╭──
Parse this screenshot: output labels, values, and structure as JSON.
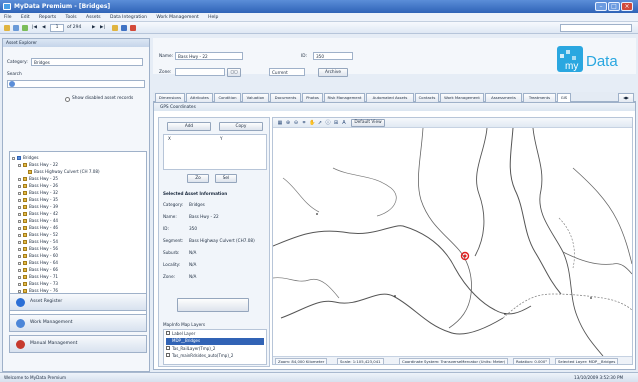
{
  "window": {
    "title": "MyData Premium - [Bridges]"
  },
  "menu": [
    "File",
    "Edit",
    "Reports",
    "Tools",
    "Assets",
    "Data Integration",
    "Work Management",
    "Help"
  ],
  "toolbar": {
    "record_pos": "1",
    "record_count": "of 294"
  },
  "asset_explorer": {
    "title": "Asset Explorer",
    "category_label": "Category:",
    "category_value": "Bridges",
    "search_label": "Search",
    "show_disabled_label": "Show disabled asset records",
    "tree_root": "Bridges",
    "tree_items": [
      "Bass Hwy - 22",
      "Bass Highway Culvert (CH 7.08)",
      "Bass Hwy - 25",
      "Bass Hwy - 26",
      "Bass Hwy - 32",
      "Bass Hwy - 35",
      "Bass Hwy - 39",
      "Bass Hwy - 42",
      "Bass Hwy - 44",
      "Bass Hwy - 46",
      "Bass Hwy - 52",
      "Bass Hwy - 54",
      "Bass Hwy - 56",
      "Bass Hwy - 60",
      "Bass Hwy - 64",
      "Bass Hwy - 66",
      "Bass Hwy - 71",
      "Bass Hwy - 73",
      "Bass Hwy - 76",
      "Bass Hwy - 79",
      "Bass Hwy - 82"
    ]
  },
  "nav": [
    {
      "label": "Asset Register",
      "color": "#2b6fd6"
    },
    {
      "label": "Work Management",
      "color": "#4c86d8"
    },
    {
      "label": "Manual Management",
      "color": "#c63a2e"
    }
  ],
  "form": {
    "name_label": "Name:",
    "name_value": "Bass Hwy - 22",
    "id_label": "ID:",
    "id_value": "350",
    "zone_label": "Zone:",
    "status_value": "Current",
    "archive_label": "Archive"
  },
  "tabs": [
    "Dimensions",
    "Attributes",
    "Condition",
    "Valuation",
    "Documents",
    "Photos",
    "Risk Management",
    "Automated Assets",
    "Contacts",
    "Work Management",
    "Assessments",
    "Treatments",
    "GIS"
  ],
  "active_tab": "GIS",
  "gps": {
    "title": "GPS Coordinates",
    "btn_add": "Add",
    "btn_copy": "Copy",
    "col_x": "X",
    "col_y": "Y",
    "btn_a": "Zo",
    "btn_b": "Sel",
    "selected_title": "Selected Asset Information",
    "category_label": "Category:",
    "category_value": "Bridges",
    "name_label": "Name:",
    "name_value": "Bass Hwy - 22",
    "id_label": "ID:",
    "id_value": "350",
    "segment_label": "Segment:",
    "segment_value": "Bass Highway Culvert (CH7.08)",
    "suburb_label": "Suburb:",
    "suburb_value": "N/A",
    "locality_label": "Locality:",
    "locality_value": "N/A",
    "zone_label": "Zone:",
    "zone_value": "N/A",
    "layers_title": "MapInfo Map Layers",
    "layers": [
      "Label Layer",
      "MDP__Bridges",
      "Tas_RailLayer(Tmp)_2",
      "Tas_mainRdsides_auto(Tmp)_2"
    ]
  },
  "map": {
    "default_view": "Default View",
    "status": [
      "Zoom: 84,000 Kilometer",
      "Scale: 1:105,423,041",
      "Coordinate System: TransverseMercator (Units: Meter)",
      "Rotation: 0.000°",
      "Selected Layer: MDP__Bridges"
    ]
  },
  "statusbar": {
    "left": "Welcome to MyData Premium",
    "right": "13/10/2009 3:52:30 PM"
  },
  "logo": {
    "text": "myData",
    "accent": "#2aa7e0"
  }
}
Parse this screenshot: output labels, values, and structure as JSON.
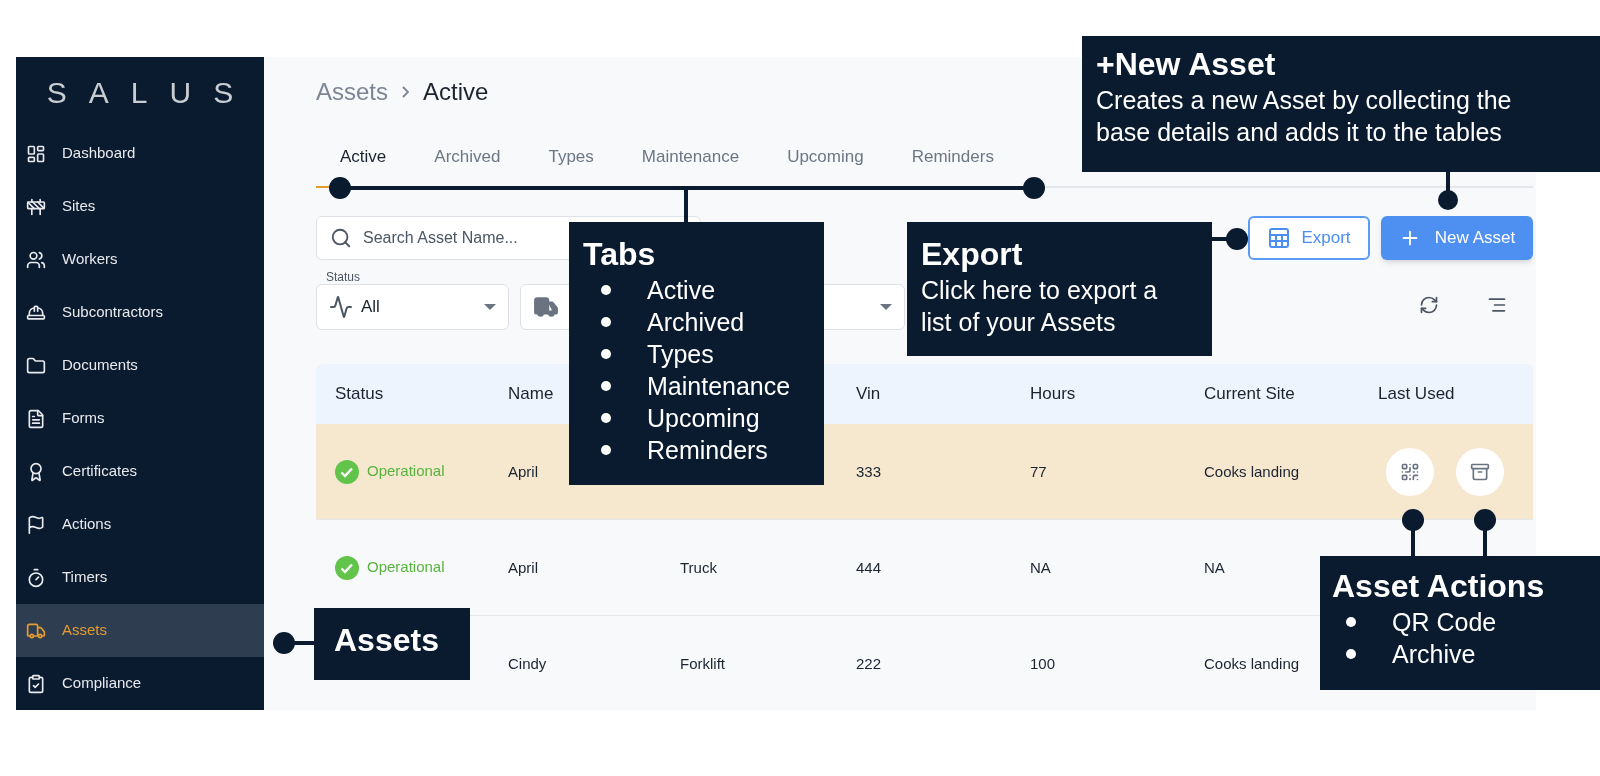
{
  "sidebar": {
    "logo": "SALUS",
    "items": [
      {
        "label": "Dashboard",
        "selected": false
      },
      {
        "label": "Sites",
        "selected": false
      },
      {
        "label": "Workers",
        "selected": false
      },
      {
        "label": "Subcontractors",
        "selected": false
      },
      {
        "label": "Documents",
        "selected": false
      },
      {
        "label": "Forms",
        "selected": false
      },
      {
        "label": "Certificates",
        "selected": false
      },
      {
        "label": "Actions",
        "selected": false
      },
      {
        "label": "Timers",
        "selected": false
      },
      {
        "label": "Assets",
        "selected": true
      },
      {
        "label": "Compliance",
        "selected": false
      }
    ]
  },
  "breadcrumb": {
    "parent": "Assets",
    "current": "Active"
  },
  "tabs": [
    {
      "label": "Active",
      "selected": true
    },
    {
      "label": "Archived",
      "selected": false
    },
    {
      "label": "Types",
      "selected": false
    },
    {
      "label": "Maintenance",
      "selected": false
    },
    {
      "label": "Upcoming",
      "selected": false
    },
    {
      "label": "Reminders",
      "selected": false
    }
  ],
  "search": {
    "placeholder": "Search Asset Name..."
  },
  "filters": [
    {
      "kind": "status",
      "label": "Status",
      "value": "All"
    },
    {
      "kind": "type"
    }
  ],
  "buttons": {
    "export": "Export",
    "new_asset": "New Asset"
  },
  "table": {
    "columns": [
      "Status",
      "Name",
      "Vin",
      "Hours",
      "Current Site",
      "Last Used"
    ],
    "rows": [
      {
        "status": "Operational",
        "name": "April",
        "vin": "333",
        "hours": "77",
        "site": "Cooks landing",
        "highlighted": true,
        "actions": true
      },
      {
        "status": "Operational",
        "name": "April",
        "type": "Truck",
        "vin": "444",
        "hours": "NA",
        "site": "NA",
        "highlighted": false
      },
      {
        "name": "Cindy",
        "type": "Forklift",
        "vin": "222",
        "hours": "100",
        "site": "Cooks landing",
        "highlighted": false
      }
    ]
  },
  "callouts": [
    {
      "kind": "text",
      "title": "+New Asset",
      "lines": [
        "Creates a new Asset by collecting the",
        "base details and adds it to the tables"
      ]
    },
    {
      "kind": "list",
      "title": "Tabs",
      "items": [
        "Active",
        "Archived",
        "Types",
        "Maintenance",
        "Upcoming",
        "Reminders"
      ]
    },
    {
      "kind": "text",
      "title": "Export",
      "lines": [
        "Click here to export a",
        "list of your Assets"
      ]
    },
    {
      "kind": "text",
      "title": "Assets"
    },
    {
      "kind": "list",
      "title": "Asset Actions",
      "items": [
        "QR Code",
        "Archive"
      ]
    }
  ]
}
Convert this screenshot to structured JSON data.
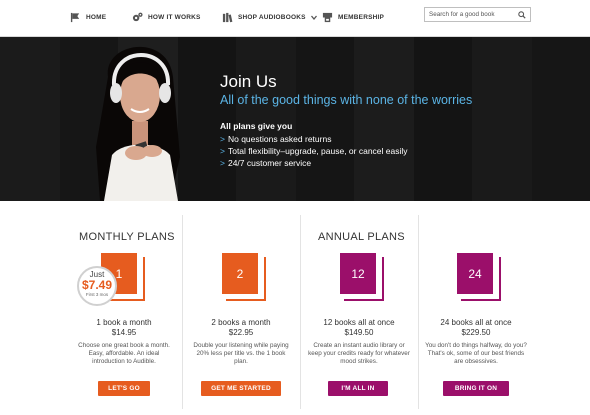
{
  "nav": {
    "items": [
      {
        "label": "HOME",
        "icon": "home-flag-icon"
      },
      {
        "label": "HOW IT WORKS",
        "icon": "gears-icon"
      },
      {
        "label": "SHOP AUDIOBOOKS",
        "icon": "books-icon"
      },
      {
        "label": "MEMBERSHIP",
        "icon": "membership-icon"
      }
    ],
    "search_placeholder": "Search for a good book"
  },
  "hero": {
    "title": "Join Us",
    "subtitle": "All of the good things with none of the worries",
    "list_heading": "All plans give you",
    "bullets": [
      "No questions asked returns",
      "Total flexibility–upgrade, pause, or cancel easily",
      "24/7 customer service"
    ],
    "chevron": ">"
  },
  "monthly": {
    "heading": "MONTHLY PLANS",
    "badge": {
      "line1": "Just",
      "price": "$7.49",
      "line3": "First 3 mos"
    },
    "plans": [
      {
        "count": "1",
        "name": "1 book a month",
        "price": "$14.95",
        "desc": "Choose one great book a month. Easy, affordable. An ideal introduction to Audible.",
        "button": "LET'S GO"
      },
      {
        "count": "2",
        "name": "2 books a month",
        "price": "$22.95",
        "desc": "Double your listening while paying 20% less per title vs. the 1 book plan.",
        "button": "GET ME STARTED"
      }
    ]
  },
  "annual": {
    "heading": "ANNUAL PLANS",
    "plans": [
      {
        "count": "12",
        "name": "12 books all at once",
        "price": "$149.50",
        "desc": "Create an instant audio library or keep your credits ready for whatever mood strikes.",
        "button": "I'M ALL IN"
      },
      {
        "count": "24",
        "name": "24 books all at once",
        "price": "$229.50",
        "desc": "You don't do things halfway, do you? That's ok, some of our best friends are obsessives.",
        "button": "BRING IT ON"
      }
    ]
  },
  "colors": {
    "orange": "#e65c1f",
    "purple": "#9b0f6a",
    "accent_blue": "#5bb4e5"
  }
}
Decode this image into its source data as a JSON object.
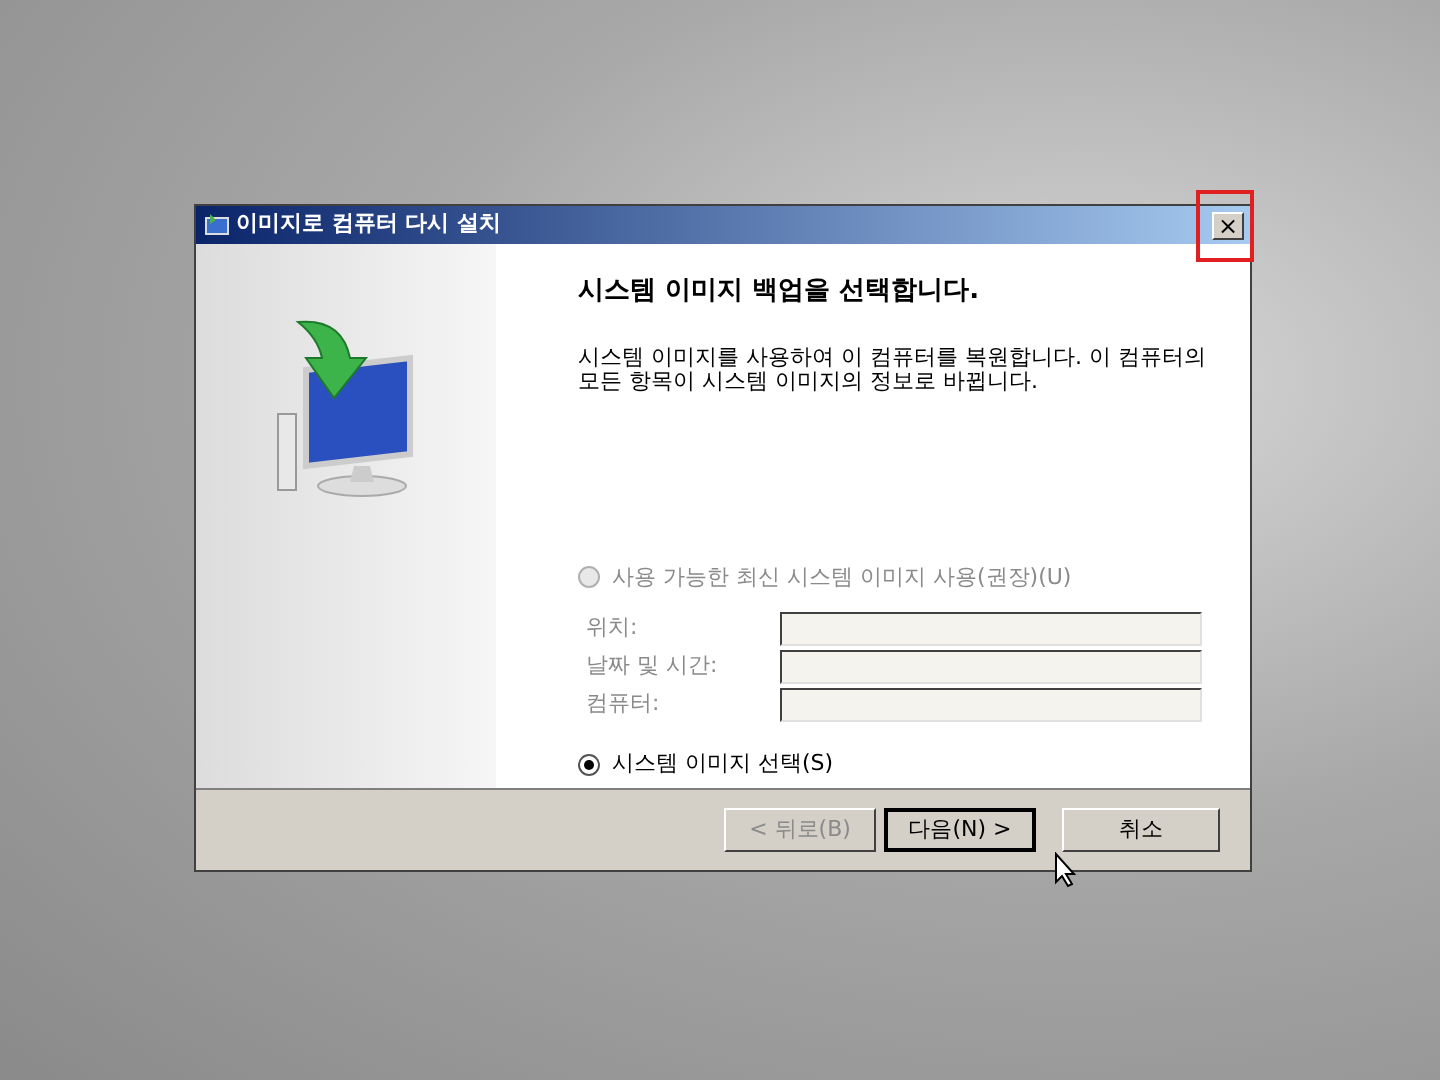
{
  "window": {
    "title": "이미지로 컴퓨터 다시 설치",
    "close": "×"
  },
  "heading": "시스템 이미지 백업을 선택합니다.",
  "description": "시스템 이미지를 사용하여 이 컴퓨터를 복원합니다. 이 컴퓨터의 모든 항목이 시스템 이미지의 정보로 바뀝니다.",
  "options": [
    {
      "label": "사용 가능한 최신 시스템 이미지 사용(권장)(U)",
      "selected": false,
      "disabled": true
    },
    {
      "label": "시스템 이미지 선택(S)",
      "selected": true,
      "disabled": false
    }
  ],
  "fields": [
    {
      "label": "위치:",
      "disabled": true
    },
    {
      "label": "날짜 및 시간:",
      "disabled": true
    },
    {
      "label": "컴퓨터:",
      "disabled": true
    }
  ],
  "buttons": [
    {
      "label": "< 뒤로(B)",
      "disabled": true,
      "default": false
    },
    {
      "label": "다음(N) >",
      "disabled": false,
      "default": true
    },
    {
      "label": "취소",
      "disabled": false,
      "default": false
    }
  ]
}
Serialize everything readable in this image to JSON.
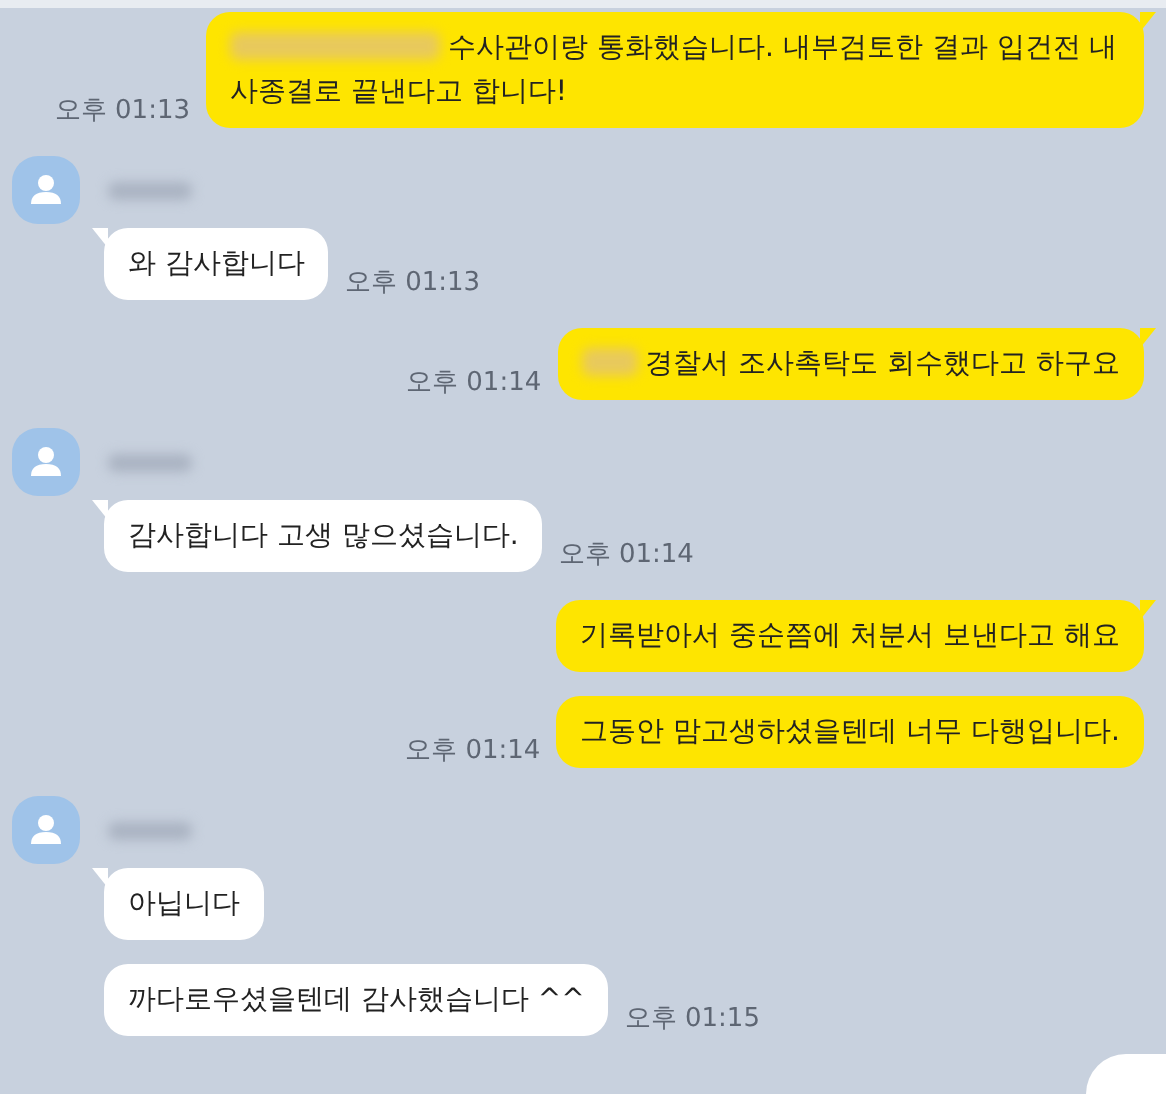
{
  "groups": [
    {
      "kind": "sent",
      "messages": [
        {
          "redacted_prefix": true,
          "text": "수사관이랑 통화했습니다. 내부검토한 결과 입건전 내사종결로 끝낸다고 합니다!",
          "time": "오후 01:13"
        }
      ]
    },
    {
      "kind": "received",
      "messages": [
        {
          "redacted_prefix": false,
          "text": "와 감사합니다",
          "time": "오후 01:13"
        }
      ]
    },
    {
      "kind": "sent",
      "messages": [
        {
          "redacted_prefix": true,
          "text": "경찰서 조사촉탁도 회수했다고 하구요",
          "time": "오후 01:14"
        }
      ]
    },
    {
      "kind": "received",
      "messages": [
        {
          "redacted_prefix": false,
          "text": "감사합니다 고생 많으셨습니다.",
          "time": "오후 01:14"
        }
      ]
    },
    {
      "kind": "sent",
      "messages": [
        {
          "redacted_prefix": false,
          "text": "기록받아서 중순쯤에 처분서 보낸다고 해요"
        },
        {
          "redacted_prefix": false,
          "text": "그동안 맘고생하셨을텐데 너무 다행입니다.",
          "time": "오후 01:14"
        }
      ]
    },
    {
      "kind": "received",
      "messages": [
        {
          "redacted_prefix": false,
          "text": "아닙니다"
        },
        {
          "redacted_prefix": false,
          "text": "까다로우셨을텐데 감사했습니다 ^^",
          "time": "오후 01:15"
        }
      ]
    }
  ]
}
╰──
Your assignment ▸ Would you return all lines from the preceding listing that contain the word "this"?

Result ▸
Parse this screenshot: output labels, values, and structure as JSON.
Parse this screenshot: output labels, values, and structure as JSON.
Convert this screenshot to structured JSON data.
Decode this image into its source data as a JSON object.
Serialize everything readable in this image to JSON.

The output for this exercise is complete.